After the worker instance is done processing, it will then send a message back to its creator and this will trigger the onmessage callback where we assign the processed data back to our heroes list.

👨🏻‍💻 Now let’s program our worker to do the sorting. Open app.worker.ts and replace its contents with the following:

// app.worker.ts

/// <reference lib="webworker" />

addEventListener('message', ({ data }) => {
  const { heroes, flag } = data;
  const response = heroes.sort((a: any, b: any) => {
    if (a[flag] < b[flag]) return -1;
    if (a[flag] > b[flag]) return 1;
    return 0;

What’s happening here? First, a callback is attached to the message event which will be triggered when the message sent by AppComponent is received.

Next, the data object received will contain the heroes array and flag in it, so we destructure the received data and use this information for the heroes.sort callback.

Now check your app again in your browser and click around the two buttons.
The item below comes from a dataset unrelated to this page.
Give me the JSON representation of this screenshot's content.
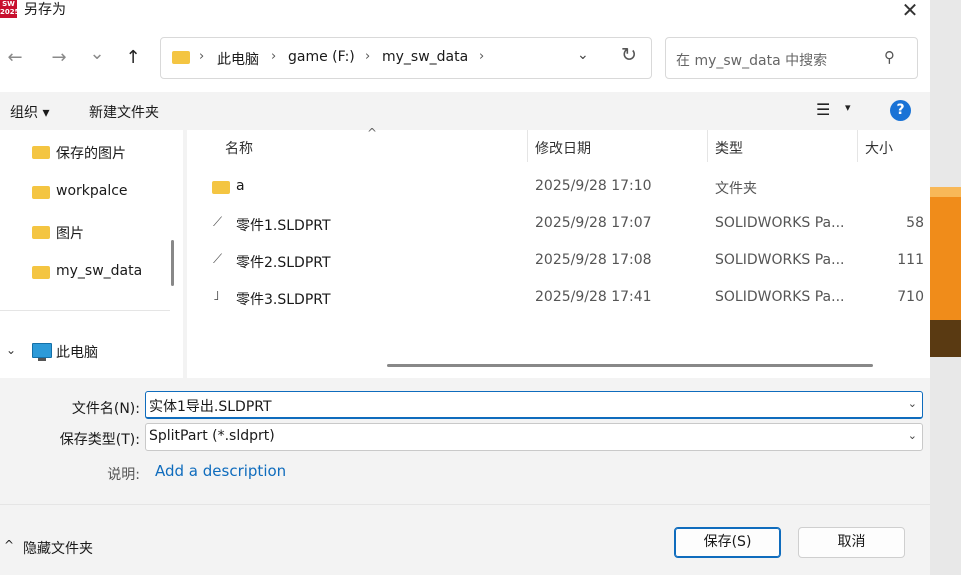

The heroes list should now be sorted depending on which button you click.

Sorted by ID Sorted by Name
sorted by id sorted by name

Congratulations! You just built an Angular app that sorts a list of heroes by name or ID… using a Web Worker! 🎉

The code for this demo app is in my GitHub repository, and a live demo is deployed on my website.

Gochas in Using Web Workers in Angular

In our demo app, we only handled the scenario when Web Workers are supported in the browser. You should definitely always handle the other scenario so that it will still work even without web workers.

In our example above, just implement the sorting logic we did from app.workers.ts in the else block inside your sortHeroes method.

I would advice to have a function in a separate file (e.g., sort-heroes.ts) for this so that you can just import the function to be used in both app.component.ts and app.worker.ts

One other gocha that I encountered in my work with Web Workers in Angular, is that Jest (our unit test runner) needed to be configured to support EcmaScript Modules (ESM). The dynamic import import.meta.url will produce an error in your unit test if your runner does not support ESM.

In Summary…

We now know how to use Web Workers in Angular. We have seen how easy it is to use Angular CLI to add a worker for any component in our app. We even built a simple demo application that creates and sends a message to a web worker so that it will sort an array for us.

Thank you for reading!

If you find this helpful or have ideas to improve it, I always appreciate feedback. You can send me an email ayo[at]ayco.io or follow me on Mastodon @ayo@ayco.io


For more technology posts like this, subscribe to my RSS feed